Dinner Table Topic – Whose data is it?
In a recent lecture at MCV, John Wilbanks showed an image of an iPhone and said, “This is a ubiquitous surveillance device that we use to make phone calls.” Unsettling, but true.
Observation: Companies like Apple, Google, Facebook, Amazon, and Target routinely gather data about us that they use for a variety of purposes, including deciding what search results to show us and what fliers to send to our mailboxes. In some cases, we don’t know what data is being gathered, nor do we have access to it. Consider some or all of these subquestions.
- What limits or rules should exist about data companies gather, store, and share with other companies about us?
- To what extent should you be able to access the data stored about you?
- What are the trade-offs between being in these personalized Internet bubbles and shutting off personalization to maintain more privacy? When and why do you opt for personalization even though you realize the company needs data about you in order to provide the personalization?

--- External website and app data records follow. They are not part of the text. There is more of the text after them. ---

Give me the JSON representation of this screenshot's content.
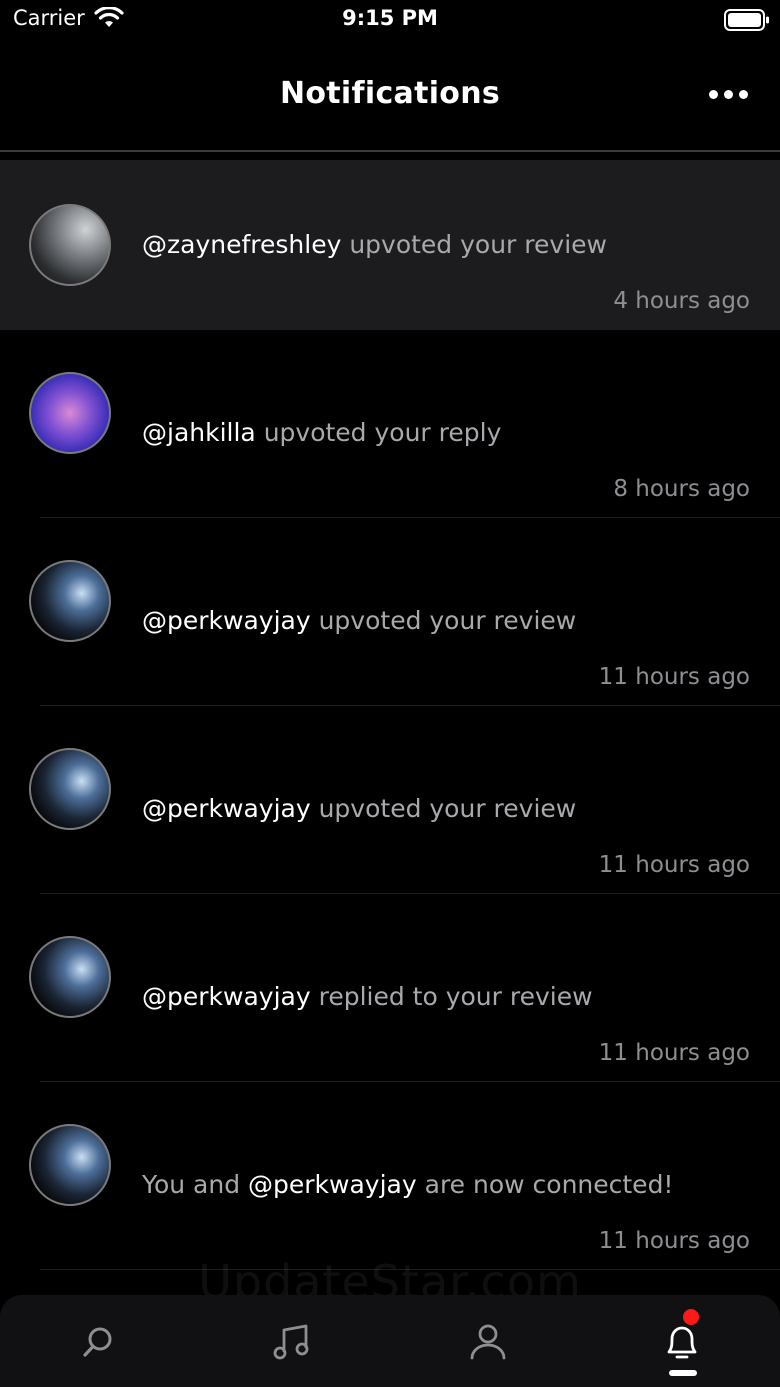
{
  "status_bar": {
    "carrier": "Carrier",
    "time": "9:15 PM"
  },
  "header": {
    "title": "Notifications"
  },
  "notifications": [
    {
      "handle_before": "",
      "handle": "@zaynefreshley",
      "action": " upvoted your review",
      "time": "4 hours ago",
      "highlighted": true
    },
    {
      "handle_before": "",
      "handle": "@jahkilla",
      "action": " upvoted your reply",
      "time": "8 hours ago",
      "highlighted": false
    },
    {
      "handle_before": "",
      "handle": "@perkwayjay",
      "action": " upvoted your review",
      "time": "11 hours ago",
      "highlighted": false
    },
    {
      "handle_before": "",
      "handle": "@perkwayjay",
      "action": " upvoted your review",
      "time": "11 hours ago",
      "highlighted": false
    },
    {
      "handle_before": "",
      "handle": "@perkwayjay",
      "action": " replied to your review",
      "time": "11 hours ago",
      "highlighted": false
    },
    {
      "handle_before": "You and ",
      "handle": "@perkwayjay",
      "action": " are now connected!",
      "time": "11 hours ago",
      "highlighted": false
    }
  ],
  "watermark": "UpdateStar.com",
  "tab_bar": {
    "tabs": [
      {
        "name": "search",
        "icon": "search-icon"
      },
      {
        "name": "music",
        "icon": "music-note-icon"
      },
      {
        "name": "profile",
        "icon": "person-icon"
      },
      {
        "name": "notifications",
        "icon": "bell-icon",
        "active": true,
        "has_badge": true
      }
    ]
  },
  "colors": {
    "background": "#000000",
    "highlight_row": "#1c1c1e",
    "secondary_text": "#a9a9ad",
    "badge": "#ff1a1a"
  }
}
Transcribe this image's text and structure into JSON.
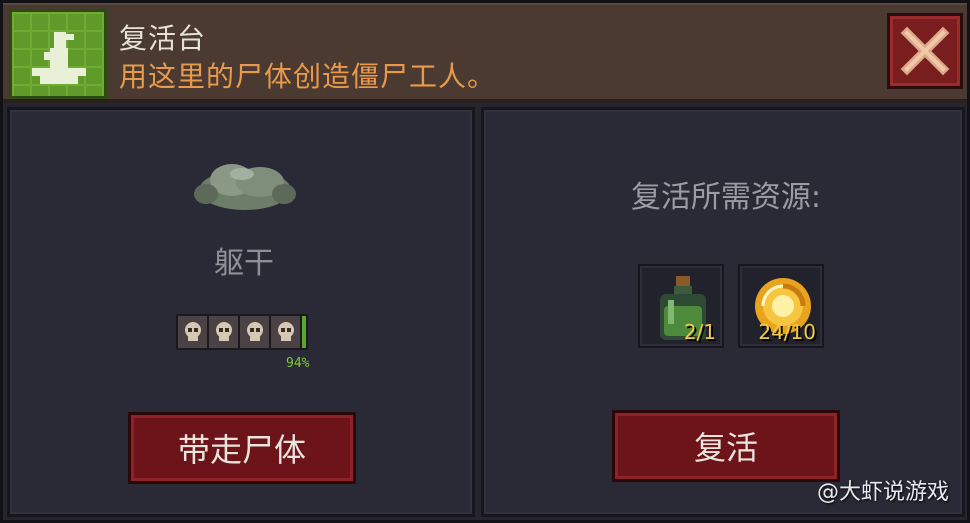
{
  "header": {
    "title": "复活台",
    "subtitle": "用这里的尸体创造僵尸工人。",
    "icon": "altar-icon",
    "close_icon": "close-icon"
  },
  "left_panel": {
    "body_icon": "corpse-icon",
    "body_name": "躯干",
    "quality_skulls": 4,
    "quality_percent": "94%",
    "quality_fraction": 0.94,
    "take_button": "带走尸体"
  },
  "right_panel": {
    "resources_label": "复活所需资源:",
    "resources": [
      {
        "icon": "potion-bottle-icon",
        "count": "2/1"
      },
      {
        "icon": "gold-orb-icon",
        "count": "24/10"
      }
    ],
    "revive_button": "复活"
  },
  "watermark": "@大虾说游戏",
  "colors": {
    "header_bg": "#4a3a32",
    "subtitle": "#e89a4a",
    "button_bg": "#6c1419",
    "panel_bg": "#2a2a36",
    "progress": "#5aa82a",
    "resource_count": "#f0c84a"
  }
}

- What practices/habits have you cultivated for breaking out of these bubbles and seeing/hearing the bigger picture, particularly when public policy is at stake?